## Work request:
If a line of the data below holds the string "user", copy it.

Records contained in a dataset

★ ★ ★

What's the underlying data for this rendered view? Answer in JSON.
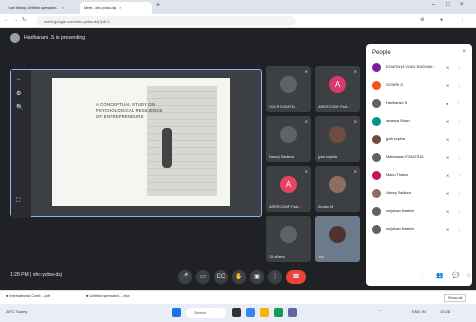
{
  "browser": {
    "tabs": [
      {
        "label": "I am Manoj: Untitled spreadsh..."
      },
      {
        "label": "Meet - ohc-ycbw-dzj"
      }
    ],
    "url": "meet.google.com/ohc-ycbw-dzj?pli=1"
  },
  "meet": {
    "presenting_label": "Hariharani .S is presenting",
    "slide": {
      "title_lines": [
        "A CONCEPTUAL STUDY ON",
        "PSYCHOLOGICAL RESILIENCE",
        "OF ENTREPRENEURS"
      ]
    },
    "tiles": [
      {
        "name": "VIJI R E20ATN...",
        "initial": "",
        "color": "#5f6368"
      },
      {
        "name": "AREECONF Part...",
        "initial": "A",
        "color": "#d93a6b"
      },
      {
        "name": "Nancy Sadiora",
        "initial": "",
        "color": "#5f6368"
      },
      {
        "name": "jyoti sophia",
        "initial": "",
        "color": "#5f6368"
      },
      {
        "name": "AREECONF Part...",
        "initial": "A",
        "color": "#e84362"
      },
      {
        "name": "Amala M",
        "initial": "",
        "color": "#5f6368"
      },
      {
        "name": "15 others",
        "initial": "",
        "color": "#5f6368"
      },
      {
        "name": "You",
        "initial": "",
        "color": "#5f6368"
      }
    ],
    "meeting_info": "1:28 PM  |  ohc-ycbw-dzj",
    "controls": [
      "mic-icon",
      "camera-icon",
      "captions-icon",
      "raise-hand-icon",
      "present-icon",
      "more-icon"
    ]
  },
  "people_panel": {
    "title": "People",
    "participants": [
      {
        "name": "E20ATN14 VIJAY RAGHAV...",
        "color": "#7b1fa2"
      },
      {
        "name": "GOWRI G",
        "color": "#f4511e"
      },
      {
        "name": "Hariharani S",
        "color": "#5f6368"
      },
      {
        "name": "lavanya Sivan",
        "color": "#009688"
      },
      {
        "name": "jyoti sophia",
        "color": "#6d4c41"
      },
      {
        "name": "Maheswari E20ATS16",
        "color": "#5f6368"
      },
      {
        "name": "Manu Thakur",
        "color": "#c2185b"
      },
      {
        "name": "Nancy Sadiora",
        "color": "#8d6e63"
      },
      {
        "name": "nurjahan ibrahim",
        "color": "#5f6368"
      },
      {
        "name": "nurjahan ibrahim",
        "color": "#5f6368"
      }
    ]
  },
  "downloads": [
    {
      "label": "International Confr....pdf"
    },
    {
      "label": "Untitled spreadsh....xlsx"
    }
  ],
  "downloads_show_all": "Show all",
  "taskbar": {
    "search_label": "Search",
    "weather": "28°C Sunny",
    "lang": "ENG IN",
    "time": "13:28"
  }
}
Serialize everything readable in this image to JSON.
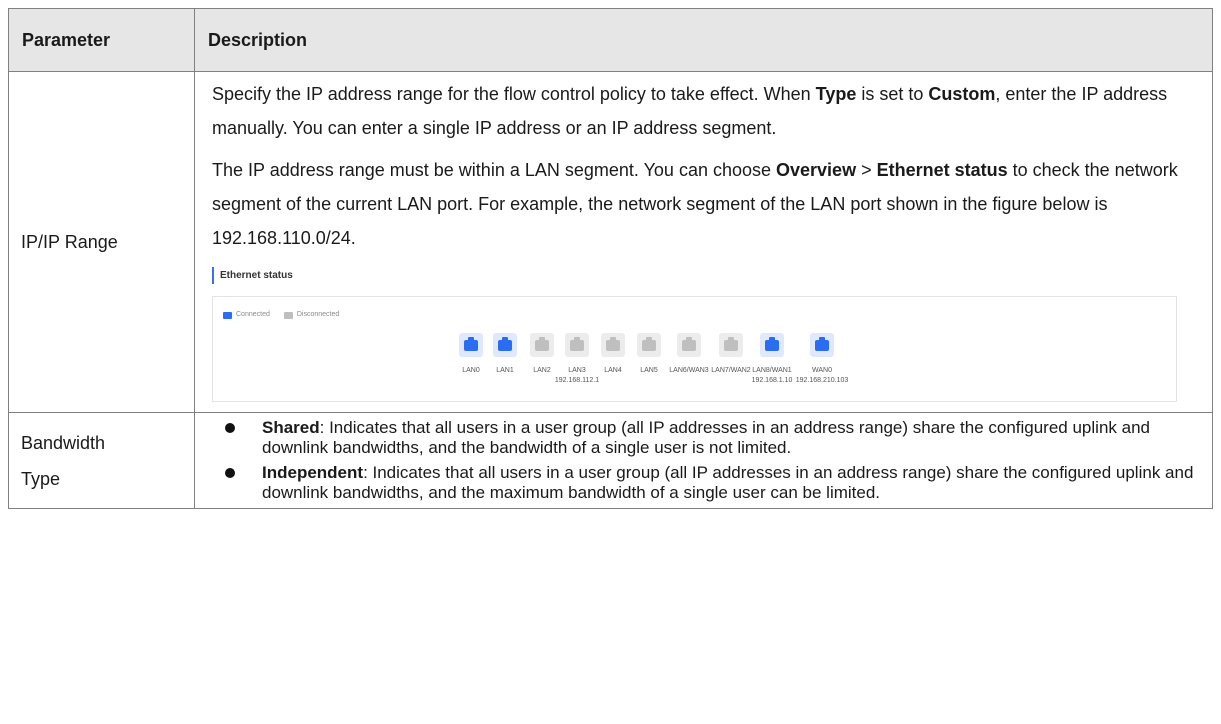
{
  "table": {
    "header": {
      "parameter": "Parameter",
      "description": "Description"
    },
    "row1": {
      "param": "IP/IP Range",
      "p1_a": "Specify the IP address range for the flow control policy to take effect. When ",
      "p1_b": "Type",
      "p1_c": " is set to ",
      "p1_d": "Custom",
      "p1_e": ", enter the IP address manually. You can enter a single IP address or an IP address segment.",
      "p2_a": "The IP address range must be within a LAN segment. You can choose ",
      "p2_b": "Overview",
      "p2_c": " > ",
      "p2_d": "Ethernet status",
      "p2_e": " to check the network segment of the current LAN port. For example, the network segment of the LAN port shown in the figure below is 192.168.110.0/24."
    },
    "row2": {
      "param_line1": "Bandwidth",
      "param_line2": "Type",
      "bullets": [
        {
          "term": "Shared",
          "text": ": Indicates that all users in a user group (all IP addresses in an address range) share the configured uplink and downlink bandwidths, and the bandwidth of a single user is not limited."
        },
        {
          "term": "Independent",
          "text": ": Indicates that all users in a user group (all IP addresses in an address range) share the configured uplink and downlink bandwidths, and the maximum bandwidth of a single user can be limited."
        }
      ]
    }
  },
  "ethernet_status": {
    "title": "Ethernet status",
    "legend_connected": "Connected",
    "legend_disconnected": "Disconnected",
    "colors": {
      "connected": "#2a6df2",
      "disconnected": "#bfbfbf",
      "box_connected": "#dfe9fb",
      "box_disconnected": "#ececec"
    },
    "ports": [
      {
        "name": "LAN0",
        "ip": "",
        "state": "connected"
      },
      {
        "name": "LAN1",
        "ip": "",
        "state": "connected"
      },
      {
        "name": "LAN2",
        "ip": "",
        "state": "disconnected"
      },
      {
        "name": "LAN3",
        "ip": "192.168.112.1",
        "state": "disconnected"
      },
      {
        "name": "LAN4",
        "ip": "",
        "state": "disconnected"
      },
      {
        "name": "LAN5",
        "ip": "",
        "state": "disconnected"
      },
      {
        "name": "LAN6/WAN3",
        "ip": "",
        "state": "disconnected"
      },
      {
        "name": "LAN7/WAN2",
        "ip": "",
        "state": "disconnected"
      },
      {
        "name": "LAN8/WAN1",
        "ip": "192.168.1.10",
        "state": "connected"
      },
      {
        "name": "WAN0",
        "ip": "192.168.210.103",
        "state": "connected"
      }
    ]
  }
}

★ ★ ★

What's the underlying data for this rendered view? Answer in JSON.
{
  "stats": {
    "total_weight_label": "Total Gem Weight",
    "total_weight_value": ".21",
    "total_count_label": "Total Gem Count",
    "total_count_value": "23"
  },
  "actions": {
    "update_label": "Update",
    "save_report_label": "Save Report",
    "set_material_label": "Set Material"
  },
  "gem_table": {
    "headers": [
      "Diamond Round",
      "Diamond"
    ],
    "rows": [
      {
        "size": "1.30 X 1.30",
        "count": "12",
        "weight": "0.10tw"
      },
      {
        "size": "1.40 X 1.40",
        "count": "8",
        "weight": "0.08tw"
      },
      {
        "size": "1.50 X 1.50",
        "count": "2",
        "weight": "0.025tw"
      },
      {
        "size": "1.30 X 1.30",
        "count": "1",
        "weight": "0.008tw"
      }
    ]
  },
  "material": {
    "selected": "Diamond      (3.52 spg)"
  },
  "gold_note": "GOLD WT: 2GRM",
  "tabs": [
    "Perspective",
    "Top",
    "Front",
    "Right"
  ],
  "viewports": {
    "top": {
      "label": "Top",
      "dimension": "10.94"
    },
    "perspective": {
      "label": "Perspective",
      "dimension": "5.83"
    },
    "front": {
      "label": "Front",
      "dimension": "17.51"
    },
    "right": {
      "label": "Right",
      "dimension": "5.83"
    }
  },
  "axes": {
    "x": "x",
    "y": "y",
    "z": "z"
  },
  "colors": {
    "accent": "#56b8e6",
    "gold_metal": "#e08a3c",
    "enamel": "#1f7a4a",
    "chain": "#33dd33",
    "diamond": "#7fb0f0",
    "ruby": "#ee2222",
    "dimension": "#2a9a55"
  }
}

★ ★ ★

## Result for this exercise:
          "text": ": Indicates that all users in a user group (all IP addresses in an address range) share the configured uplink and downlink bandwidths, and the bandwidth of a single user is not limited."
          "text": ": Indicates that all users in a user group (all IP addresses in an address range) share the configured uplink and downlink bandwidths, and the maximum bandwidth of a single user can be limited."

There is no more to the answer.